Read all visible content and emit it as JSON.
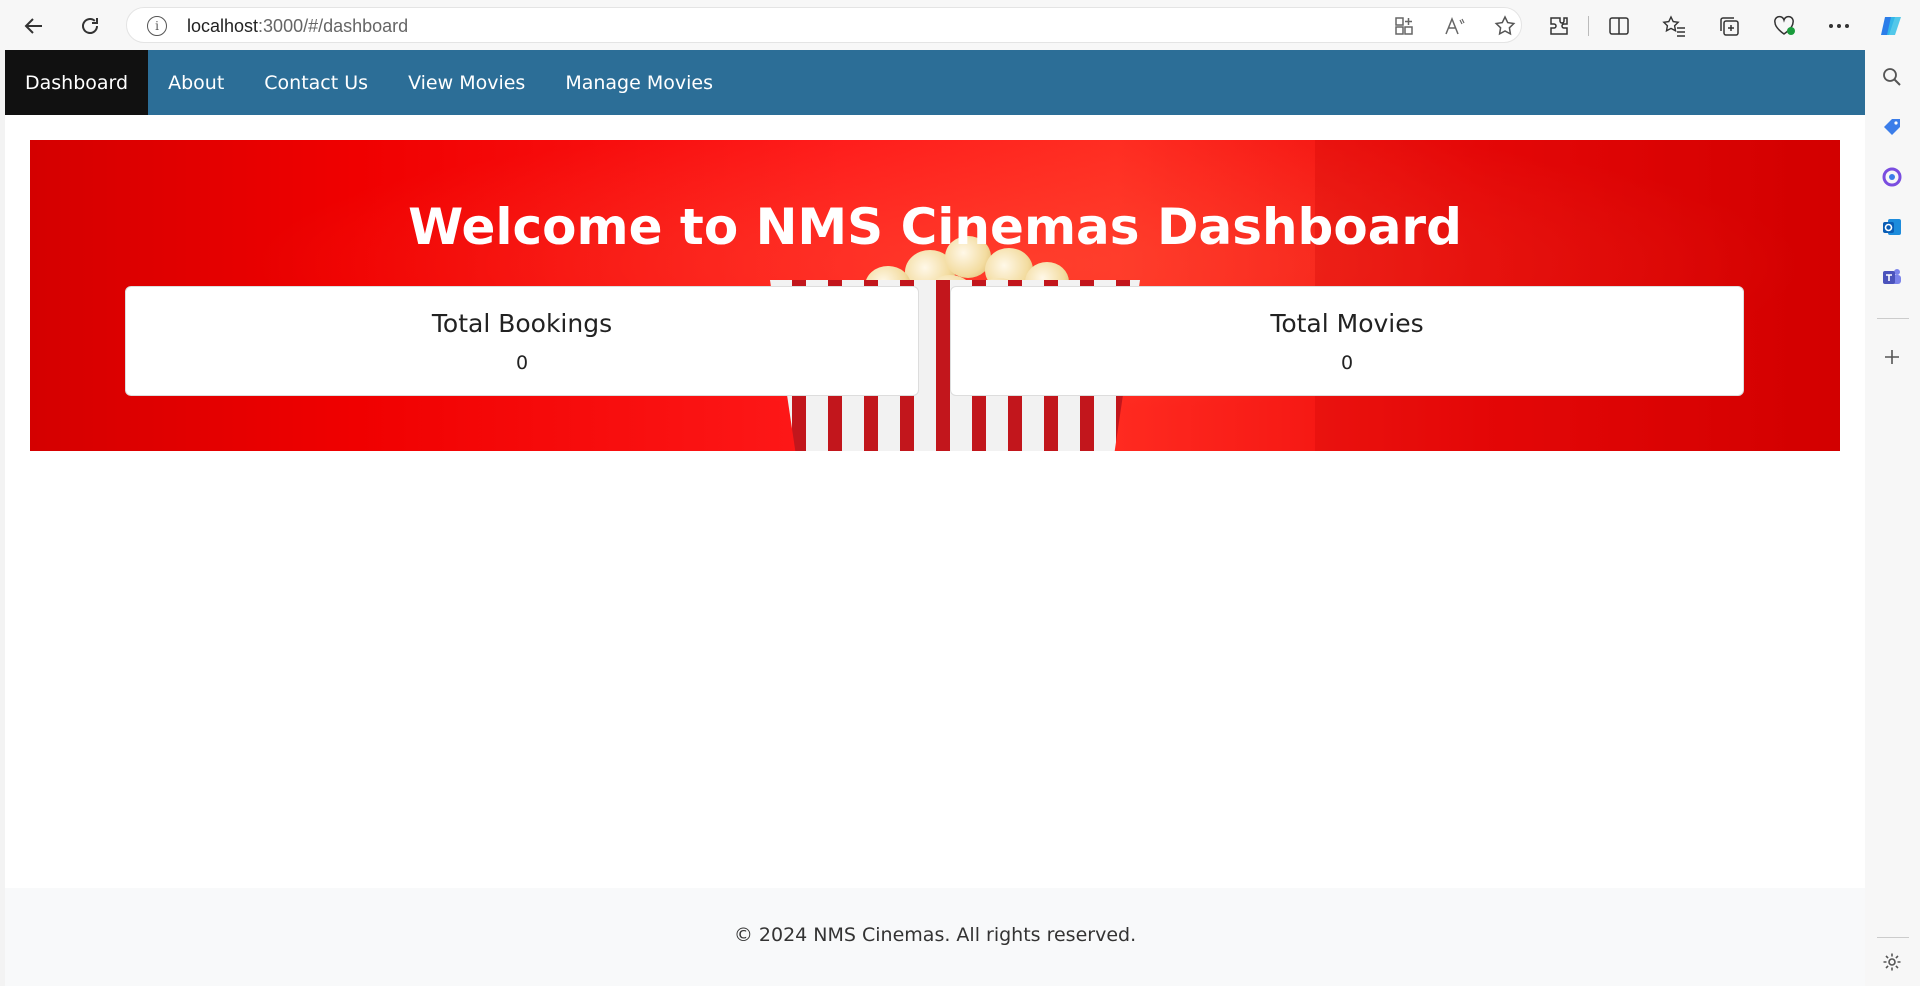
{
  "browser": {
    "url_host": "localhost",
    "url_rest": ":3000/#/dashboard",
    "icons": {
      "back": "back-arrow-icon",
      "refresh": "refresh-icon",
      "info": "info-icon",
      "app": "app-available-icon",
      "read_aloud": "read-aloud-icon",
      "favorite": "favorite-star-icon",
      "extensions": "extensions-icon",
      "split_screen": "split-screen-icon",
      "favorites": "favorites-icon",
      "collections": "collections-icon",
      "browser_essentials": "browser-essentials-icon",
      "more": "more-icon",
      "copilot": "copilot-icon"
    },
    "sidebar_icons": [
      "search-icon",
      "tag-icon",
      "copilot-side-icon",
      "outlook-icon",
      "teams-icon",
      "add-icon",
      "settings-icon"
    ]
  },
  "nav": {
    "items": [
      {
        "label": "Dashboard",
        "active": true
      },
      {
        "label": "About",
        "active": false
      },
      {
        "label": "Contact Us",
        "active": false
      },
      {
        "label": "View Movies",
        "active": false
      },
      {
        "label": "Manage Movies",
        "active": false
      }
    ]
  },
  "hero": {
    "title": "Welcome to NMS Cinemas Dashboard"
  },
  "stats": [
    {
      "title": "Total Bookings",
      "value": "0"
    },
    {
      "title": "Total Movies",
      "value": "0"
    }
  ],
  "footer": {
    "text": "© 2024 NMS Cinemas. All rights reserved."
  },
  "colors": {
    "nav_bg": "#2c6e97",
    "nav_active_bg": "#111111",
    "hero_red": "#f00000",
    "footer_bg": "#f8f9fa"
  }
}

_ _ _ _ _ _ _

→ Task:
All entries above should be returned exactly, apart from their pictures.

→ Answer for the task:
Read all visible content and emit it as JSON.
{
  "browser": {
    "url_host": "localhost",
    "url_rest": ":3000/#/dashboard",
    "icons": {
      "back": "back-arrow-icon",
      "refresh": "refresh-icon",
      "info": "info-icon",
      "app": "app-available-icon",
      "read_aloud": "read-aloud-icon",
      "favorite": "favorite-star-icon",
      "extensions": "extensions-icon",
      "split_screen": "split-screen-icon",
      "favorites": "favorites-icon",
      "collections": "collections-icon",
      "browser_essentials": "browser-essentials-icon",
      "more": "more-icon",
      "copilot": "copilot-icon"
    },
    "sidebar_icons": [
      "search-icon",
      "tag-icon",
      "copilot-side-icon",
      "outlook-icon",
      "teams-icon",
      "add-icon",
      "settings-icon"
    ]
  },
  "nav": {
    "items": [
      {
        "label": "Dashboard",
        "active": true
      },
      {
        "label": "About",
        "active": false
      },
      {
        "label": "Contact Us",
        "active": false
      },
      {
        "label": "View Movies",
        "active": false
      },
      {
        "label": "Manage Movies",
        "active": false
      }
    ]
  },
  "hero": {
    "title": "Welcome to NMS Cinemas Dashboard"
  },
  "stats": [
    {
      "title": "Total Bookings",
      "value": "0"
    },
    {
      "title": "Total Movies",
      "value": "0"
    }
  ],
  "footer": {
    "text": "© 2024 NMS Cinemas. All rights reserved."
  },
  "colors": {
    "nav_bg": "#2c6e97",
    "nav_active_bg": "#111111",
    "hero_red": "#f00000",
    "footer_bg": "#f8f9fa"
  }
}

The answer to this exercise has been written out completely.